The first part of the Brazilian government’s tax reform proposals, delivered on Tuesday by the economy minister Paulo Guedes to Congress, recommends uniting two social security levies into a single value-added tax (VAT). The bill focuses on federal taxes, so it avoids what would certainly be a lengthy debate with states and cities, and is aimed at simplifying the country’s complicated tax system.
The new VAT-like levy, to be known as CBS (an acronym in Portuguese for Contribution on Goods and Services), would replace federal consumption taxes PIS (Social Integration Program) and Cofins (Contribution to Social Security Financing), and be set at a rate of 12%.
During a presentation, the ministry said the new tax will be simpler, cheaper and more efficient for companies to implement, and be more transparent for consumers. But, the practical effect of the proposal would not be homogeneous.
According to Felipe Salto, executive director of the Independent Fiscal Institution (IFI) of the Brazilian Senate, the proposal goes in the right direction and is an important signal towards streamlining the tax system in Brazil. “But, of course, it could raise the tax burden in segments where deductions of the current levies are not frequently made, such as in the service industry”, he told LABS. “This effect could be softened, for example, with a gradual adoption of the new tax.”
Currently, PIS and Pasep are collected in two different regimes. The first is cumulative, with a lower rate (0.65% for PIS and 3% for Cofins) that is added up throughout the whole production chain. Firms subject to this system are generally smaller and declare their earnings in a simplified way. Bigger companies use a non-cumulative system, with higher rates of 1.65% and 7.6%, for each levy, and can deduct what was paid previously in the value chain. The new CBS tax would replace all that with a single non-cumulative 12% rate.
The proposal received was the target of two immediate criticisms: that is not bold enough and that it would prove burdensome to small and medium enterprises. Salto concedes that previous proposals that have been presented by both houses of Congress were broader in scope and ambition, but neither of those would be welcomed by the service sector.
“What was presented is timid, as it does not look at ICMS [a state-level goods and services tax], which is outdated and has 27 different regulations”, Salto reckons.
Indeed, calling it a “historic day,” Senate President Davi Alcolumbre said the administration proposal will be analyzed alongside the ones already underway in Congress, which also tackle state and city-level levies, to create a “unified” reform package.
The government will present other “phases” of its tax overhaul in coming months
The government signalled that this was only the reform’s “first phase” and more proposals, possibly three or four, could be expected in the coming months. The subject of a controversial digital payments tax was not raised, but it is not discarded in future proposals.
The expectation is that the government will present bills with changes in the Income Tax (IR) and the federal Tax on Industrialized Products (IPI), in addition to cuts in payroll taxes, substituted by the digital tax.

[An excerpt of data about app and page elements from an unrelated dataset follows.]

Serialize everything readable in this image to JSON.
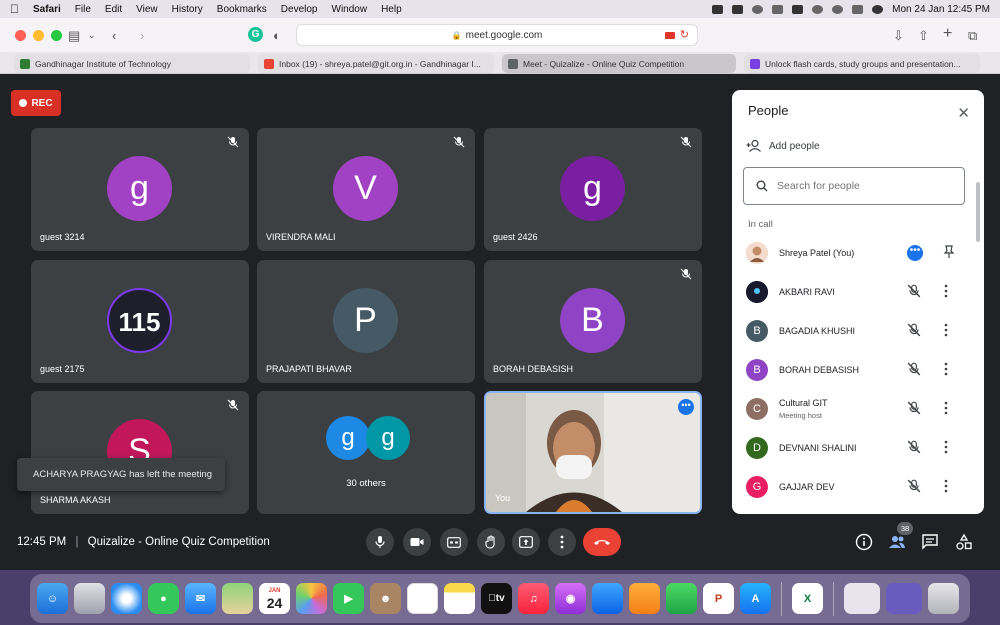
{
  "menubar": {
    "app": "Safari",
    "items": [
      "File",
      "Edit",
      "View",
      "History",
      "Bookmarks",
      "Develop",
      "Window",
      "Help"
    ],
    "datetime": "Mon 24 Jan  12:45 PM"
  },
  "browser": {
    "url": "meet.google.com",
    "tabs": [
      {
        "title": "Gandhinagar Institute of Technology",
        "fav_color": "#2e7d32"
      },
      {
        "title": "Inbox (19) - shreya.patel@git.org.in - Gandhinagar I...",
        "fav_color": "#ea4335"
      },
      {
        "title": "Meet - Quizalize - Online Quiz Competition",
        "fav_color": "#5f6368"
      },
      {
        "title": "Unlock flash cards, study groups and presentation...",
        "fav_color": "#7b3fe4"
      }
    ]
  },
  "meeting": {
    "rec_label": "REC",
    "tiles": [
      {
        "name": "guest 3214",
        "initial": "g",
        "color": "#a142c4"
      },
      {
        "name": "VIRENDRA MALI",
        "initial": "V",
        "color": "#a142c4"
      },
      {
        "name": "guest 2426",
        "initial": "g",
        "color": "#7b1fa2"
      },
      {
        "name": "guest 2175",
        "initial": "115",
        "color": "#1e1f2a"
      },
      {
        "name": "PRAJAPATI BHAVAR",
        "initial": "P",
        "color": "#455a64"
      },
      {
        "name": "BORAH DEBASISH",
        "initial": "B",
        "color": "#8e44c4"
      },
      {
        "name": "SHARMA AKASH",
        "initial": "S",
        "color": "#c2185b"
      },
      {
        "name": "30 others",
        "initial_a": "g",
        "initial_b": "g",
        "color_a": "#1e88e5",
        "color_b": "#0097a7"
      },
      {
        "name": "You"
      }
    ],
    "toast": "ACHARYA PRAGYAG has left the meeting",
    "time": "12:45 PM",
    "title": "Quizalize - Online Quiz Competition",
    "participant_count": "38"
  },
  "people_panel": {
    "title": "People",
    "add_people": "Add people",
    "search_placeholder": "Search for people",
    "section": "In call",
    "people": [
      {
        "name": "Shreya Patel (You)",
        "initial": "",
        "color": "#f0c9b0"
      },
      {
        "name": "AKBARI RAVI",
        "initial": "",
        "color": "#1a1a2e"
      },
      {
        "name": "BAGADIA KHUSHI",
        "initial": "B",
        "color": "#455a64"
      },
      {
        "name": "BORAH DEBASISH",
        "initial": "B",
        "color": "#8e44c4"
      },
      {
        "name": "Cultural GIT",
        "sub": "Meeting host",
        "initial": "C",
        "color": "#8d6e63"
      },
      {
        "name": "DEVNANI SHALINI",
        "initial": "D",
        "color": "#33691e"
      },
      {
        "name": "GAJJAR DEV",
        "initial": "G",
        "color": "#e91e63"
      }
    ]
  },
  "dock": {
    "calendar_month": "JAN",
    "calendar_day": "24",
    "tv_label": "tv"
  }
}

Brazil’s tax system is famously complicated. According to the Financial Times, a typical UK business spends just over 100 work hours to fulfil its tax obligations, a Brazilian company faces 2,000 hours.“Even some simplification would already spur tremendous gains. Today, entrepreneurs are afraid of making money because they are afraid of being taxed wrongly or not knowing how to pay the tax,” Gabriela Rosa Lopes, a tax consultant at BMJ Consultores Associados, told the British newspaper.
Guedes, the economy minister, said that simplifying the country’s system and reducing the overall tax burden are central in the government’s economic reform agenda, which also includes privatizations.
A tax overhaul was expected from Jair Bolsonaro‘s administration since last year, but it was delayed due to constant spats between the president and the Congress. Coming weeks will not present an easy path for the government as it has to gather support among legislators. A vote on the lower house may take place before the end of the year, but the reform will be probably approved in 2021.